-- REQUIRED WORK --
Please return the listing exactly as it stands, skipping any pictures.

-- GIVEN ENTRIES --
>>>>>

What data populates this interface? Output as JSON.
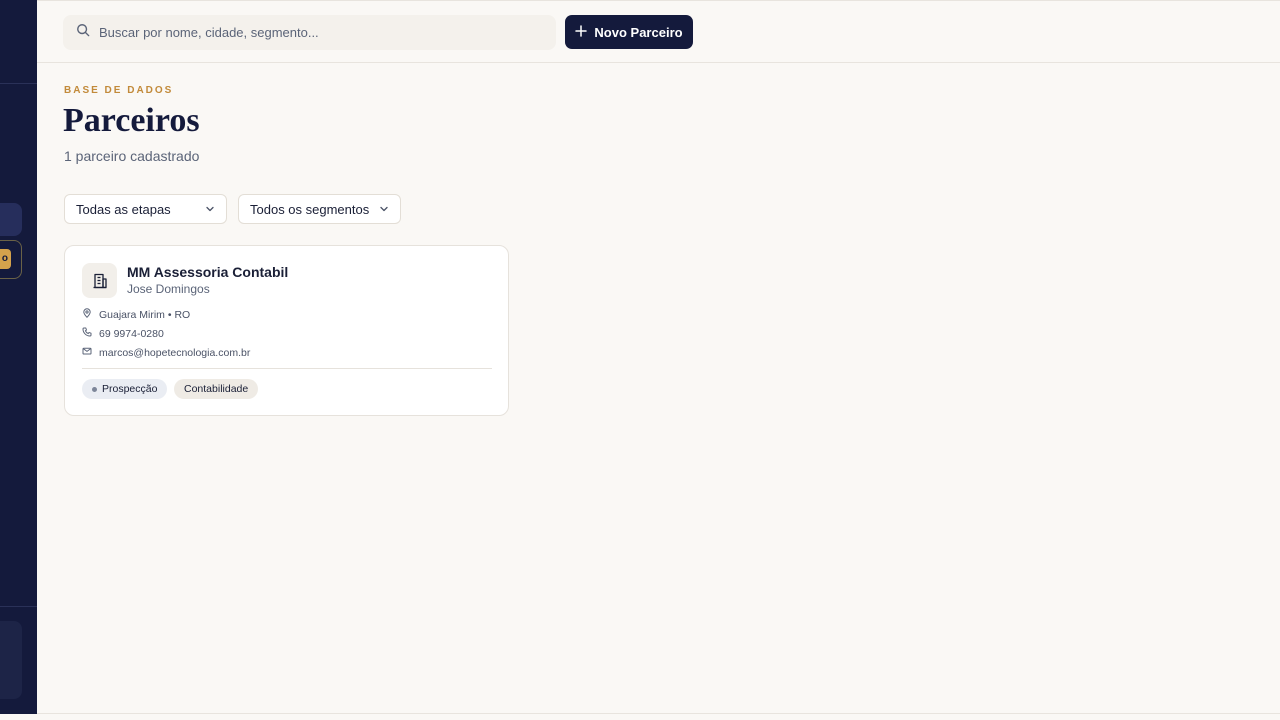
{
  "sidebar": {
    "badge_text": "o"
  },
  "topbar": {
    "search_placeholder": "Buscar por nome, cidade, segmento...",
    "new_button_label": "Novo Parceiro"
  },
  "header": {
    "eyebrow": "BASE DE DADOS",
    "title": "Parceiros",
    "subtitle": "1 parceiro cadastrado"
  },
  "filters": {
    "stage_selected": "Todas as etapas",
    "segment_selected": "Todos os segmentos"
  },
  "partners": [
    {
      "name": "MM Assessoria Contabil",
      "contact": "Jose Domingos",
      "location": "Guajara Mirim • RO",
      "phone": "69 9974-0280",
      "email": "marcos@hopetecnologia.com.br",
      "stage": "Prospecção",
      "segment": "Contabilidade",
      "icon": "building-icon"
    }
  ],
  "colors": {
    "sidebar_bg": "#141a3c",
    "accent": "#c28a3a",
    "badge": "#d4a24c",
    "page_bg": "#faf8f5"
  }
}
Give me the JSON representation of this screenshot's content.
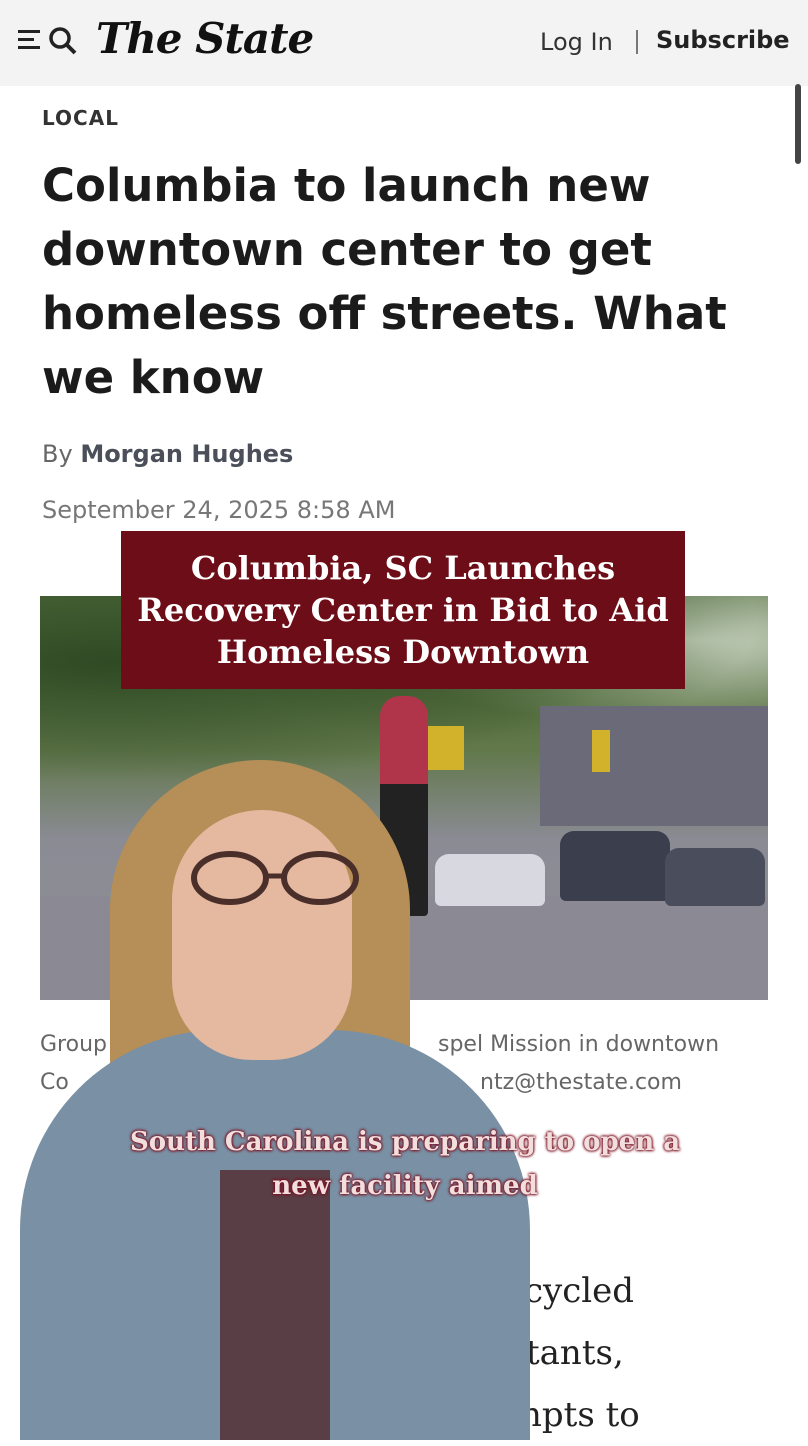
{
  "header": {
    "logo_text": "The State",
    "login_label": "Log In",
    "subscribe_label": "Subscribe",
    "menu_icon": "menu-icon",
    "search_icon": "search-icon"
  },
  "article": {
    "section": "LOCAL",
    "headline": "Columbia to launch new downtown center to get homeless off streets. What we know",
    "byline_prefix": "By",
    "author": "Morgan Hughes",
    "date": "September 24, 2025 8:58 AM",
    "caption_line1": "Group",
    "caption_line1_end": "spel Mission in downtown",
    "caption_line2": "Co",
    "caption_line2_end": "ntz@thestate.com",
    "body_fragments": [
      "cycled",
      "tants,",
      "npts to"
    ]
  },
  "overlay": {
    "title": "Columbia, SC Launches Recovery Center in Bid to Aid Homeless Downtown",
    "subtitle": "South Carolina is preparing to open a new facility aimed"
  },
  "colors": {
    "overlay_bg": "#6d0d17",
    "header_bg": "#f3f3f4"
  }
}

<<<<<

-- WRITTEN RESPONSE --
What data populates this interface? Output as JSON.
{
  "sidebar": {
    "badge_text": "o"
  },
  "topbar": {
    "search_placeholder": "Buscar por nome, cidade, segmento...",
    "new_button_label": "Novo Parceiro"
  },
  "header": {
    "eyebrow": "BASE DE DADOS",
    "title": "Parceiros",
    "subtitle": "1 parceiro cadastrado"
  },
  "filters": {
    "stage_selected": "Todas as etapas",
    "segment_selected": "Todos os segmentos"
  },
  "partners": [
    {
      "name": "MM Assessoria Contabil",
      "contact": "Jose Domingos",
      "location": "Guajara Mirim • RO",
      "phone": "69 9974-0280",
      "email": "marcos@hopetecnologia.com.br",
      "stage": "Prospecção",
      "segment": "Contabilidade",
      "icon": "building-icon"
    }
  ],
  "colors": {
    "sidebar_bg": "#141a3c",
    "accent": "#c28a3a",
    "badge": "#d4a24c",
    "page_bg": "#faf8f5"
  }
}
Give me the JSON representation of this screenshot's content.
{
  "header": {
    "logo_text": "The State",
    "login_label": "Log In",
    "subscribe_label": "Subscribe",
    "menu_icon": "menu-icon",
    "search_icon": "search-icon"
  },
  "article": {
    "section": "LOCAL",
    "headline": "Columbia to launch new downtown center to get homeless off streets. What we know",
    "byline_prefix": "By",
    "author": "Morgan Hughes",
    "date": "September 24, 2025 8:58 AM",
    "caption_line1": "Group",
    "caption_line1_end": "spel Mission in downtown",
    "caption_line2": "Co",
    "caption_line2_end": "ntz@thestate.com",
    "body_fragments": [
      "cycled",
      "tants,",
      "npts to"
    ]
  },
  "overlay": {
    "title": "Columbia, SC Launches Recovery Center in Bid to Aid Homeless Downtown",
    "subtitle": "South Carolina is preparing to open a new facility aimed"
  },
  "colors": {
    "overlay_bg": "#6d0d17",
    "header_bg": "#f3f3f4"
  }
}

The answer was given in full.